» What to do
Go through the entries below and tally the lines holding "batch"; please reply with the number only.

» Source records
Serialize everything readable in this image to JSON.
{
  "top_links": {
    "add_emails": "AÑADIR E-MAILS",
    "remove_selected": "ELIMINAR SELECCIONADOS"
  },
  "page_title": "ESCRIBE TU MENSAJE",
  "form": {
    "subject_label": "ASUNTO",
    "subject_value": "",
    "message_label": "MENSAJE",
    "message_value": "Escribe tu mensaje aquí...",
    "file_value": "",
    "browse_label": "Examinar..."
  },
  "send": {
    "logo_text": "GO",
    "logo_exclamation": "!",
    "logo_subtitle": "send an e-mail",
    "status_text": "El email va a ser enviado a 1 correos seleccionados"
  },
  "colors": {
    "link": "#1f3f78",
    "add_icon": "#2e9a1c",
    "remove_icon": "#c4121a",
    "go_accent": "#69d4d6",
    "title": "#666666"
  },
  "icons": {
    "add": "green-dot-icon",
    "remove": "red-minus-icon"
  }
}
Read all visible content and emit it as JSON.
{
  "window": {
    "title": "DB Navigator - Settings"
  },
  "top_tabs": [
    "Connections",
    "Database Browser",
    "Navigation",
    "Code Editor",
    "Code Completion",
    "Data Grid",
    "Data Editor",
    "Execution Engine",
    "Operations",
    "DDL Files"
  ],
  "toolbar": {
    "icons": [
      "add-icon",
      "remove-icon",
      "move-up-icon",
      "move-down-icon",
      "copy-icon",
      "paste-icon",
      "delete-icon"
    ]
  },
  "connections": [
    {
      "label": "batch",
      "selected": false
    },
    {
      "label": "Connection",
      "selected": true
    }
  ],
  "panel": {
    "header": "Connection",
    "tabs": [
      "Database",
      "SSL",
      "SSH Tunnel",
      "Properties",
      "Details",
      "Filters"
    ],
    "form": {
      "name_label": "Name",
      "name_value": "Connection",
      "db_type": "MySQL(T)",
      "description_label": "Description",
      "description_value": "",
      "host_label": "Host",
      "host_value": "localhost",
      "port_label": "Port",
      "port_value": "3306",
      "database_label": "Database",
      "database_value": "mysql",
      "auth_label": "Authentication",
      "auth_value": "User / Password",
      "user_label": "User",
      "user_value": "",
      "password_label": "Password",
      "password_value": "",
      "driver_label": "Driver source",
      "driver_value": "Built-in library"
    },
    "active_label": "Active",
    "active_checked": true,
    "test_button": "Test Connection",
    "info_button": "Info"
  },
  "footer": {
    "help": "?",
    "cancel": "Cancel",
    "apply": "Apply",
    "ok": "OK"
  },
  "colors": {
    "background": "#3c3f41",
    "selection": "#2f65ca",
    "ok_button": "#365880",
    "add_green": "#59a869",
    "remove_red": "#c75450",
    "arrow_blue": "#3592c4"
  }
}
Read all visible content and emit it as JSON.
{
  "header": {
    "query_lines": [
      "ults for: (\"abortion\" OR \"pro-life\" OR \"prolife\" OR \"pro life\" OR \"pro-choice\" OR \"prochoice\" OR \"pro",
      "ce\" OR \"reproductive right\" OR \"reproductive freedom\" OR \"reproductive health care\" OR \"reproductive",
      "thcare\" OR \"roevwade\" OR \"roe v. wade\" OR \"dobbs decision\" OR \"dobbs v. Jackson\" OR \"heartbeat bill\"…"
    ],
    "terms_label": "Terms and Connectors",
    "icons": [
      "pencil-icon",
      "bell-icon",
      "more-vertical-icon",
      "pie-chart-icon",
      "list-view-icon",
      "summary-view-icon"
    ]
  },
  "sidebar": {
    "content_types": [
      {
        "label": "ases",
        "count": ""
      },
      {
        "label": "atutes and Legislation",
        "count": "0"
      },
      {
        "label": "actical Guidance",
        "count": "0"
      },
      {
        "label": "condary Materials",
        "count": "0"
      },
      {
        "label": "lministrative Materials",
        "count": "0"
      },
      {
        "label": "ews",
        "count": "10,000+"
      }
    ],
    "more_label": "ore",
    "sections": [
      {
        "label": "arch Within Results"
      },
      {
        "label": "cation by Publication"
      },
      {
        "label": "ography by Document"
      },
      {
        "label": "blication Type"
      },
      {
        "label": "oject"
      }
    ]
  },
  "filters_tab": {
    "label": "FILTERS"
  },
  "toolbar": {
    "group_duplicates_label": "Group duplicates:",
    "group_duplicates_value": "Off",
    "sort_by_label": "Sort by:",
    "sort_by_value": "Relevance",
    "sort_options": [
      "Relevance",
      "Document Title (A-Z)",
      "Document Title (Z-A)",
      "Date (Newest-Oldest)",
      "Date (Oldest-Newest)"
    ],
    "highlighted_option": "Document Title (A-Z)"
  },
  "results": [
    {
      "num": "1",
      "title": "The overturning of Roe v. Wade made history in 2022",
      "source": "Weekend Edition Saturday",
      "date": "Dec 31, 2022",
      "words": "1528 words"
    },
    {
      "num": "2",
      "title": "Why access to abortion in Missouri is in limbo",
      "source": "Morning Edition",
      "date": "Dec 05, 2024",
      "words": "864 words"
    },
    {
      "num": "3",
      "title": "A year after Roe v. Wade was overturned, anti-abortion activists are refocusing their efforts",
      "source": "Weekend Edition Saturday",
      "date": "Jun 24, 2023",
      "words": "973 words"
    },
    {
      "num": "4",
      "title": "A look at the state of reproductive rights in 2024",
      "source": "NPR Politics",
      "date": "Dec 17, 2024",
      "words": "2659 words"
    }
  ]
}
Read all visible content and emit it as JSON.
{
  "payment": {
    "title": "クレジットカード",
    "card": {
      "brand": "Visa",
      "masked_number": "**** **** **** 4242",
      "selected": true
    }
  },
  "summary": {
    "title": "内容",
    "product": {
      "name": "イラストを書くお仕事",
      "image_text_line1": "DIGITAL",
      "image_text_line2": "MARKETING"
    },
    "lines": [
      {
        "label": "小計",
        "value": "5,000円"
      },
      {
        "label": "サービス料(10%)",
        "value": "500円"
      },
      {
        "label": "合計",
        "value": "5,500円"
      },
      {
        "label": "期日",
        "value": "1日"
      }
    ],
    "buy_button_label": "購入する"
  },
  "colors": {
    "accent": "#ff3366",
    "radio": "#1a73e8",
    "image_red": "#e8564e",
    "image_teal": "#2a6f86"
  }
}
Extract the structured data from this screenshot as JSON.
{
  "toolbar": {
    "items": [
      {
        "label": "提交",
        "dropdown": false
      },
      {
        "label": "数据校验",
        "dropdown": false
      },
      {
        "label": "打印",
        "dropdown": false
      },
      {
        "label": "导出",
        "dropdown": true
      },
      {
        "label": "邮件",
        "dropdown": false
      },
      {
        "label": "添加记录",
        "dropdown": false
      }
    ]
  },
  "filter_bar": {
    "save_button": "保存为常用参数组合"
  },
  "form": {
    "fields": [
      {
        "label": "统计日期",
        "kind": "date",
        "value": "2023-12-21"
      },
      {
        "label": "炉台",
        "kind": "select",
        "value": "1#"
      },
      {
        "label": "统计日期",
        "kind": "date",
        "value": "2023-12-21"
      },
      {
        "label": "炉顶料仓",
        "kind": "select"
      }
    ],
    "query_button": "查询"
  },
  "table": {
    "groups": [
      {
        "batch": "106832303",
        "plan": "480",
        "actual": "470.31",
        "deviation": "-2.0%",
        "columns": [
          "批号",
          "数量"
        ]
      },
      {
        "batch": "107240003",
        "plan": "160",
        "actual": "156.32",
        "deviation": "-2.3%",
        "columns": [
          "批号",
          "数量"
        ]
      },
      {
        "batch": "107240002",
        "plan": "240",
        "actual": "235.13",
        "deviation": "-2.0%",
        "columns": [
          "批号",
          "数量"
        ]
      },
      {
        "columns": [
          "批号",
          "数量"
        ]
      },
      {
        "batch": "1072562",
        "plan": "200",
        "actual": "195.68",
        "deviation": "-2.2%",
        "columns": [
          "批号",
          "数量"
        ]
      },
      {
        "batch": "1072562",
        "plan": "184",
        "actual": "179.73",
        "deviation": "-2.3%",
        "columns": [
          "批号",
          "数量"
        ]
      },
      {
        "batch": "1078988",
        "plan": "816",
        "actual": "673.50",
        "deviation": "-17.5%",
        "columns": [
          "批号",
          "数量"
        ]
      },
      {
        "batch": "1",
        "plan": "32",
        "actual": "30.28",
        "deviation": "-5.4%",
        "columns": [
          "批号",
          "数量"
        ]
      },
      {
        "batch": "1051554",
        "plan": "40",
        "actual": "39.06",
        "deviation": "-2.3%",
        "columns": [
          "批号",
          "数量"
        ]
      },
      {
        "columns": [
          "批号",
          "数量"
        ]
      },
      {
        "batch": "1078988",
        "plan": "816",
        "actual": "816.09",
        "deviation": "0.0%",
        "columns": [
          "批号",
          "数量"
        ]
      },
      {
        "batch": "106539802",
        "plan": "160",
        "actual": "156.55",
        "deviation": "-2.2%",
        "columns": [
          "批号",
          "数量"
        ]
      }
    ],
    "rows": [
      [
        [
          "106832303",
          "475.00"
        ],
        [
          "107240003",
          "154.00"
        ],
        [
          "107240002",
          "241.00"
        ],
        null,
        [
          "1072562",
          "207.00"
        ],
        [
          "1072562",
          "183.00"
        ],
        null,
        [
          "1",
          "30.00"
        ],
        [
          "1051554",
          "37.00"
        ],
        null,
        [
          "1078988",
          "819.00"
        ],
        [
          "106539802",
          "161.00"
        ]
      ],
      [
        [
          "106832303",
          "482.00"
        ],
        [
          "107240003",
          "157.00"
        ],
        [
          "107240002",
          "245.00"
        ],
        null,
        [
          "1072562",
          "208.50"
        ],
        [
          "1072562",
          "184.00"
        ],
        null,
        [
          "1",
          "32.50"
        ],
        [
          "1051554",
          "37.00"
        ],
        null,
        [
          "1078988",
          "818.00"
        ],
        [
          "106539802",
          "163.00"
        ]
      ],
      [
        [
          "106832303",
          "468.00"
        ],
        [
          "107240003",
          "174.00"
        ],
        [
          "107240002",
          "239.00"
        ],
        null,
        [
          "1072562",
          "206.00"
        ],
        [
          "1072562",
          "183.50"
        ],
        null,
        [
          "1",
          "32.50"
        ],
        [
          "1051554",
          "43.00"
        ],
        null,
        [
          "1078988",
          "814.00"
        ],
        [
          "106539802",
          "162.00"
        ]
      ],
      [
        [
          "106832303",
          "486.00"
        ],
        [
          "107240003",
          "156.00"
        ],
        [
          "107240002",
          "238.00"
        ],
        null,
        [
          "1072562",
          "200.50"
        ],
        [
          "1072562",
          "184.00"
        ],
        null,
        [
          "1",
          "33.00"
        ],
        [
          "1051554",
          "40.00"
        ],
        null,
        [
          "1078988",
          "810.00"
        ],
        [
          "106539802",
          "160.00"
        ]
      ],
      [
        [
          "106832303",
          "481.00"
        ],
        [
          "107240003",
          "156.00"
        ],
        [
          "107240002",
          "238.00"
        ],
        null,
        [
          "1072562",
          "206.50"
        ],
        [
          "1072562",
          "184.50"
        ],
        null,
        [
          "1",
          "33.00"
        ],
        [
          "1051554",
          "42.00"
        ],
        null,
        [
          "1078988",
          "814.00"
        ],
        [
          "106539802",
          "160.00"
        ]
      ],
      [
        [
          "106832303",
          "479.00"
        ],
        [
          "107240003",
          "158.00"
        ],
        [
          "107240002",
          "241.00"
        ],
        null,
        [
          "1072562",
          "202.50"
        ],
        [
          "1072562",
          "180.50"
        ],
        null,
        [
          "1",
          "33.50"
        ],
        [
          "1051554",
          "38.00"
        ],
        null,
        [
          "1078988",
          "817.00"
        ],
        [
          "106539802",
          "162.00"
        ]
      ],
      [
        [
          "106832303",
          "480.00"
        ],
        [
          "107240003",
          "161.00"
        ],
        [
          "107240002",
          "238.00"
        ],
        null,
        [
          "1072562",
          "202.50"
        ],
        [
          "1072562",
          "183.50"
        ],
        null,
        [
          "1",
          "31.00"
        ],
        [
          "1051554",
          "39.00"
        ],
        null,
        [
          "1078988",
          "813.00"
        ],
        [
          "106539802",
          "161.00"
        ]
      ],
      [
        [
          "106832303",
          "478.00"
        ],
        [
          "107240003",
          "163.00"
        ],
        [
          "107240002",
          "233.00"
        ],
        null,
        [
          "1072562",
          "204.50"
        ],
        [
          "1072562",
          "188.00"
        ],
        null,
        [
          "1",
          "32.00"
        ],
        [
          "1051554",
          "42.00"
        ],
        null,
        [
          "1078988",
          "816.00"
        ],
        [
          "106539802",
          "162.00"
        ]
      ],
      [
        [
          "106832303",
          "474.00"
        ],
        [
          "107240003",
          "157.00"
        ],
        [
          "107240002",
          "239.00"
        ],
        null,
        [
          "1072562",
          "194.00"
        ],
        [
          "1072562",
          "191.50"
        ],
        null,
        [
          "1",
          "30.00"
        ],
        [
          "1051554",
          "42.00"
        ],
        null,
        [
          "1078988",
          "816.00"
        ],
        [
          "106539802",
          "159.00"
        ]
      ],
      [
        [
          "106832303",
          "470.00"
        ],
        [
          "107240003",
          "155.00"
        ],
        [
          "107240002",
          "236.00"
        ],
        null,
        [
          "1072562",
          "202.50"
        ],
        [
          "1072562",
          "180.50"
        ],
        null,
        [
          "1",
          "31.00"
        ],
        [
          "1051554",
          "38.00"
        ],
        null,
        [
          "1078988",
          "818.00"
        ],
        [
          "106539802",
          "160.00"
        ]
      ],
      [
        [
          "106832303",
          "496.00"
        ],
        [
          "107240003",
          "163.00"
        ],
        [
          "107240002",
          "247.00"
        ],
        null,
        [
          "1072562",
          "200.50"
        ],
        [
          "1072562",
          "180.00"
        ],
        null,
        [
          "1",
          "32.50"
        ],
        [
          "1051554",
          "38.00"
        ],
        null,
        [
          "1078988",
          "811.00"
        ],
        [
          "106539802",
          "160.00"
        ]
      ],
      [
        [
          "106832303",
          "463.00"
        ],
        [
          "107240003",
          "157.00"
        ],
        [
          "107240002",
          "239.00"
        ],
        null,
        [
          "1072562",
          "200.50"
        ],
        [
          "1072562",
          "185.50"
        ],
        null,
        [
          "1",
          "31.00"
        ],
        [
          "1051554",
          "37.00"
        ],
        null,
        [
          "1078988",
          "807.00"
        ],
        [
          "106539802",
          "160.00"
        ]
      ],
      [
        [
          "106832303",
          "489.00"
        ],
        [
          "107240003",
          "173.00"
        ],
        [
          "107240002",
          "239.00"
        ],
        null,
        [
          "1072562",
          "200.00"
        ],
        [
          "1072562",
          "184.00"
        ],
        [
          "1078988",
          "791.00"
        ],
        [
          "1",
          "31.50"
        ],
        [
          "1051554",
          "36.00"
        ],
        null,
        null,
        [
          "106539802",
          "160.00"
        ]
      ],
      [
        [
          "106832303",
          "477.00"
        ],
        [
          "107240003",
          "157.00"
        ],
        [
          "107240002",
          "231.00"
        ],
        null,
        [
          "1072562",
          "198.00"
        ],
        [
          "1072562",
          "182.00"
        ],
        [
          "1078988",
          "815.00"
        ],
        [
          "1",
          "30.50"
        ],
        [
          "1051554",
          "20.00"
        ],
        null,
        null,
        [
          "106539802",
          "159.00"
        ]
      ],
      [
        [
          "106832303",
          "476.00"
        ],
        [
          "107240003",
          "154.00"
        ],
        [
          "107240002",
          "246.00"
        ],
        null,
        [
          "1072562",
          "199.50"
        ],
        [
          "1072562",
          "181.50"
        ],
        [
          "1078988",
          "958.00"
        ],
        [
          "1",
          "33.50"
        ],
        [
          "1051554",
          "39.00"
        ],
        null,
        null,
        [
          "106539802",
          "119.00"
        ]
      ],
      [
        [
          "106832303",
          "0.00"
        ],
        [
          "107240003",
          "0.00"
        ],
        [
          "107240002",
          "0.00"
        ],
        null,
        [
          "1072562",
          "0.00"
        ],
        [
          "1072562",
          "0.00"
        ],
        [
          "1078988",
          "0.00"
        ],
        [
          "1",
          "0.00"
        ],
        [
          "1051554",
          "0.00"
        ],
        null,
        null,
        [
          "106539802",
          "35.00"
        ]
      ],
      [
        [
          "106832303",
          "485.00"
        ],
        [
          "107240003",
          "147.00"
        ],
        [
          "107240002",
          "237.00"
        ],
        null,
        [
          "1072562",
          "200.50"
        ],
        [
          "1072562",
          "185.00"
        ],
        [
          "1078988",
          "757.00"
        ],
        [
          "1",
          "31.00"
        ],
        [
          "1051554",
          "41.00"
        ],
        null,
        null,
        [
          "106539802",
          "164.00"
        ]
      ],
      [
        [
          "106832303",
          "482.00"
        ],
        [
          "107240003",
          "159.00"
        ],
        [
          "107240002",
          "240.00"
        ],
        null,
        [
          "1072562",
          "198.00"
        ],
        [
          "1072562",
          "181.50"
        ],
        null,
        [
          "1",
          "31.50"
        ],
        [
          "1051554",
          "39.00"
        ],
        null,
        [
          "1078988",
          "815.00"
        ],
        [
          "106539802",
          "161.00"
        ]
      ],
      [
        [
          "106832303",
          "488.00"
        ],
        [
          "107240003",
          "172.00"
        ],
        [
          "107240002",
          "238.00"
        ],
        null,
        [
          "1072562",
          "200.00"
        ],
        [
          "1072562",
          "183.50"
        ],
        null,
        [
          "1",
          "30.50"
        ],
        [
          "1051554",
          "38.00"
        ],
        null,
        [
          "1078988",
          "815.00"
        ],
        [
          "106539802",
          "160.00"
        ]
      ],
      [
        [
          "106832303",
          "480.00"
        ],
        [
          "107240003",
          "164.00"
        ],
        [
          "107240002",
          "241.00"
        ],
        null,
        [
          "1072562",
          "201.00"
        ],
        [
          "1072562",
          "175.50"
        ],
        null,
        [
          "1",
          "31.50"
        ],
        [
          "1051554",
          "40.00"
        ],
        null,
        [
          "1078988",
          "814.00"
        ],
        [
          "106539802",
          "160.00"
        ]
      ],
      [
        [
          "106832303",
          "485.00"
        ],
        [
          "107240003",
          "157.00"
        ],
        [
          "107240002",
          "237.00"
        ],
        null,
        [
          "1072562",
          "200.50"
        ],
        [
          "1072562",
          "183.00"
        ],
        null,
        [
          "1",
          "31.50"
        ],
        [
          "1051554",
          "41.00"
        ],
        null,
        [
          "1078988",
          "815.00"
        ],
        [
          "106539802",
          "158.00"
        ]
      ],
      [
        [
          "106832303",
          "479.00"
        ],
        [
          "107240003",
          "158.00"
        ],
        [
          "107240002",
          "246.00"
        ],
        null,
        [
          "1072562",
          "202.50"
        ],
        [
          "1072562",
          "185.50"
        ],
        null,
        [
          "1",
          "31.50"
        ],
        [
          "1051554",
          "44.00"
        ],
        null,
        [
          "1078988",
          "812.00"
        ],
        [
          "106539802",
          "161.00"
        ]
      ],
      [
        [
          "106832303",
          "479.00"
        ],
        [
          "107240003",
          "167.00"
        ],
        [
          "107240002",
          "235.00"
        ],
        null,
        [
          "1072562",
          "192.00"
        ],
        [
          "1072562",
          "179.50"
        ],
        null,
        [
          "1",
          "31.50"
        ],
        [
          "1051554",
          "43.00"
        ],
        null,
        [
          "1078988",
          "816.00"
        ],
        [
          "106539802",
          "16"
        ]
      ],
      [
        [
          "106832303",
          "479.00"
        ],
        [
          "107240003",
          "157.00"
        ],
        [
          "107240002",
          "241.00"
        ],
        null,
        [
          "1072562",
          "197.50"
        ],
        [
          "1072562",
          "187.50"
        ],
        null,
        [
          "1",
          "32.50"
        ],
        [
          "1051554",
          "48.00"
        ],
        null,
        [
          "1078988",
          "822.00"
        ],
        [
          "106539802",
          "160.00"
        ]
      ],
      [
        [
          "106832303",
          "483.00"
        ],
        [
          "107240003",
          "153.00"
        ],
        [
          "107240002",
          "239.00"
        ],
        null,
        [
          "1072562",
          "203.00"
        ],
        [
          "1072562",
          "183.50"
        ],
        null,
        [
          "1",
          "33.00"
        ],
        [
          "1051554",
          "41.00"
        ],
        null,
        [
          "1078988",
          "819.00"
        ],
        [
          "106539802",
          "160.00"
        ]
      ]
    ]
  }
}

» Response
11